A book cover isn’t a necessary element, but as statistics have shown in the past NaNo’s, books with covers become winners 60% more often. If you’re interested in both completing your novel during NaNo as well as having a pretty cool cover to show everyone (it’s almost like your book’s already out!) I suggest investing the time (and in some cases) the money in it. There are a couple of ways to go about it: creating one yourself which may mean getting permission from models, photographers or artists to use their work in such a way, or it may mean going out and taking your own pictures, drawing your own piece, etc. This way takes a lot more time and energy on your part in which you might lose interest or not have it done before NaNo begins. Another way is to pay someone else to create a book cover through graphic design, photography or their chosen art medium. You have plenty of people and prices to choose from this way and it’s a better means for people who aren’t artistically inclined in such a way or don’t have the time to invest in it.

Hopefully this checklist has helped you to figure out where you’re at with NaNoWriMo. If you have questions or just want me to cover one of the topics more in depth, feel free to comment below. I love hearing back from my readers!
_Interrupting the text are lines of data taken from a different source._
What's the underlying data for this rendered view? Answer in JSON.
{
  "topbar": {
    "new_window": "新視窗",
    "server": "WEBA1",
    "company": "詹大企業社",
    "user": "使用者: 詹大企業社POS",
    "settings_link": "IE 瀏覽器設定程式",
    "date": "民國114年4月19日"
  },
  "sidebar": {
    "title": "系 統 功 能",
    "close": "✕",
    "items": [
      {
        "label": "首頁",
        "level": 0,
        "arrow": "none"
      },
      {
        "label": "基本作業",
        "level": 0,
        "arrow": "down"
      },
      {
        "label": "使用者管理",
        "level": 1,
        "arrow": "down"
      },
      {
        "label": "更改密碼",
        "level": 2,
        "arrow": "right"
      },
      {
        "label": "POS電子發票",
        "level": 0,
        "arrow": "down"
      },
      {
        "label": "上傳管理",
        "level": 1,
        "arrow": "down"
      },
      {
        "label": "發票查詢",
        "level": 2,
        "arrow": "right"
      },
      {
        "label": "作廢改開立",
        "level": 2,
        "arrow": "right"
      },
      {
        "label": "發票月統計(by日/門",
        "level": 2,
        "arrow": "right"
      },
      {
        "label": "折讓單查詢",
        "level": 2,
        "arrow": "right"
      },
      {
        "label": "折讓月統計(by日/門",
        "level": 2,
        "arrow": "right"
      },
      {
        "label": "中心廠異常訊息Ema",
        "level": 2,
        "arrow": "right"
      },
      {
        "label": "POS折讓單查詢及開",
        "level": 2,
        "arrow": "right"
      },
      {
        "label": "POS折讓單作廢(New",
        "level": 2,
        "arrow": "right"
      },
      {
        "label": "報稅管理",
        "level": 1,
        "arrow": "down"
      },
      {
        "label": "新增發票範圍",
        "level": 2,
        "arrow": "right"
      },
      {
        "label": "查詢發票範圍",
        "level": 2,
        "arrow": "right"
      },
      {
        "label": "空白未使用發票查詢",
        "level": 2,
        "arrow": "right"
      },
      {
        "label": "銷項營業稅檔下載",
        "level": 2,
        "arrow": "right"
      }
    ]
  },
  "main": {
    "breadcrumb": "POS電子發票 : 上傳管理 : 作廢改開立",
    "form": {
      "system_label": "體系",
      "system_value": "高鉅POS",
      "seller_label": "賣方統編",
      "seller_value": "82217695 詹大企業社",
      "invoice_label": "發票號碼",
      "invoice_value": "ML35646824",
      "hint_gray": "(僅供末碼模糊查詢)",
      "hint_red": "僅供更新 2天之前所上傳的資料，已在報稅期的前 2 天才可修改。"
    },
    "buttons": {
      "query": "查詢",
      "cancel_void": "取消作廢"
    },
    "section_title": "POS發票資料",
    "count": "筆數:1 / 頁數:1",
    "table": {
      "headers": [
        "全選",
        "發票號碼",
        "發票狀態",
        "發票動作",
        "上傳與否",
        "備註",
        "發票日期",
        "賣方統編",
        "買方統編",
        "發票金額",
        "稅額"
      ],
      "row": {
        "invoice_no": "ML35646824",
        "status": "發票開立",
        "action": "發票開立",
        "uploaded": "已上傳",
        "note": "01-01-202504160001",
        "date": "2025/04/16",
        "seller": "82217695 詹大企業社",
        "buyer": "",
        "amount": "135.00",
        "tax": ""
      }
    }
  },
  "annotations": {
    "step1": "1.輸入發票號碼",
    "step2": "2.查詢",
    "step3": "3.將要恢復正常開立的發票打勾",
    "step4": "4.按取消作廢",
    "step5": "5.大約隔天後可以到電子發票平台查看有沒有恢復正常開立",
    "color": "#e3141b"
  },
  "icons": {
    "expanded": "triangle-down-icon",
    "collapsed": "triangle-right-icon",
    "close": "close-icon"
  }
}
Good luck with the 2014 NaNoWriMo!

NaNoWriMo: You in?

I know, I know–you’re trying to write and you want some info. Well this week it’s all about NaNoWriMo (National Novel Writing Month) which happens to start at 12:00 am, midnight, on November 1st. What’s all this now?

NaNoWriMo is a website that, for the month of November, you may track your progress towards a 50,000 word goal on your next noveling project! Sounds fun, right? This means the target for daily writing is 1,667 words. Does it sound like you might need help? Good thing there’s forums so you can talk with other NaNo writers as well as “writing buddies” so you can be each others’ accountibili-buddies!

There are some rules, however, like having to verify your word count in order to get the goodies between November 25th and November 30th. You can write over 50,000 and win, but under does not qualify. You should be writing on a singular project, although NaNo Rebels do exist that work on several projects and combine their word counts to reach the 50,000 word requirement. Anything written before midnight on November 1st should not be counted toward your overall word count. There are many more that have cropped up in response to questions by participants, but these are the most basic of rules.

Sign up is free over on the NaNo website, so feel free to join today and get your writing on come November 1st! I’ve been a member for 4 years now, working on my fifth NaNo. Want to be writing buddies? The link to my personal profile will be down below!

Links to Cool Stuff

NaNoWriMo Official Site

NaNoWriMo Facebook page

Parkyr’s Personal NaNo Page

Will you be joining NaNoWriMo this year? If so, what will you be working on, or do you not yet know? Have you done this in the past? How have you liked it?